───── Records for this exercise

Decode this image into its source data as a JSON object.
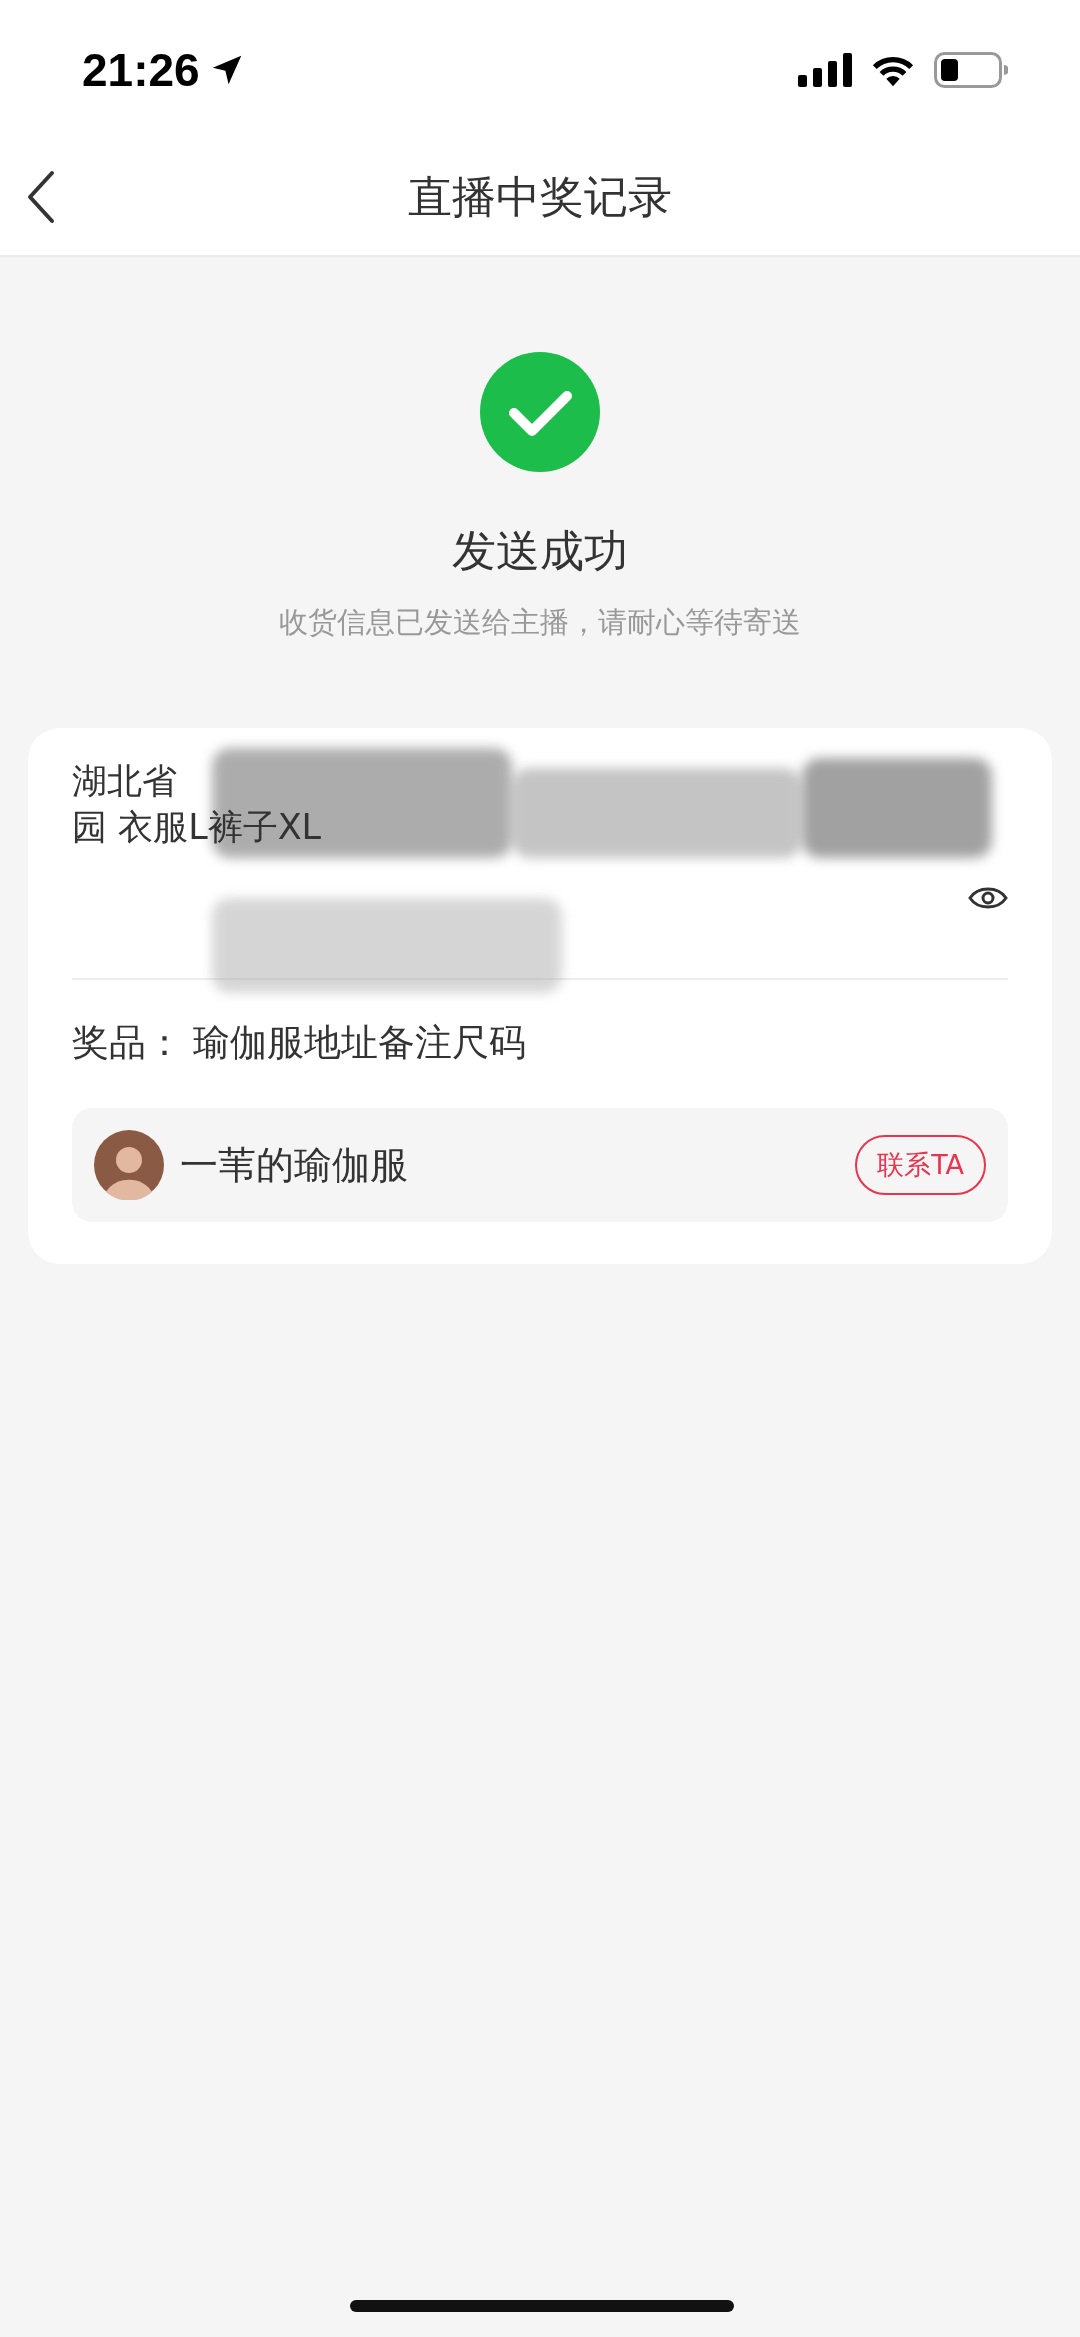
{
  "status_bar": {
    "time": "21:26"
  },
  "nav": {
    "title": "直播中奖记录"
  },
  "result": {
    "title": "发送成功",
    "subtitle": "收货信息已发送给主播，请耐心等待寄送"
  },
  "address": {
    "lines": [
      "湖北省",
      "园 衣服L裤子XL"
    ],
    "redacted": true
  },
  "prize": {
    "label": "奖品：",
    "value": "瑜伽服地址备注尺码"
  },
  "streamer": {
    "name": "一苇的瑜伽服",
    "button": "联系TA"
  }
}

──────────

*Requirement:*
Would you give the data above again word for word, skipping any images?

*Worked solution:*
Decode this image into its source data as a JSON object.
{
  "status_bar": {
    "time": "21:26"
  },
  "nav": {
    "title": "直播中奖记录"
  },
  "result": {
    "title": "发送成功",
    "subtitle": "收货信息已发送给主播，请耐心等待寄送"
  },
  "address": {
    "lines": [
      "湖北省",
      "园 衣服L裤子XL"
    ],
    "redacted": true
  },
  "prize": {
    "label": "奖品：",
    "value": "瑜伽服地址备注尺码"
  },
  "streamer": {
    "name": "一苇的瑜伽服",
    "button": "联系TA"
  }
}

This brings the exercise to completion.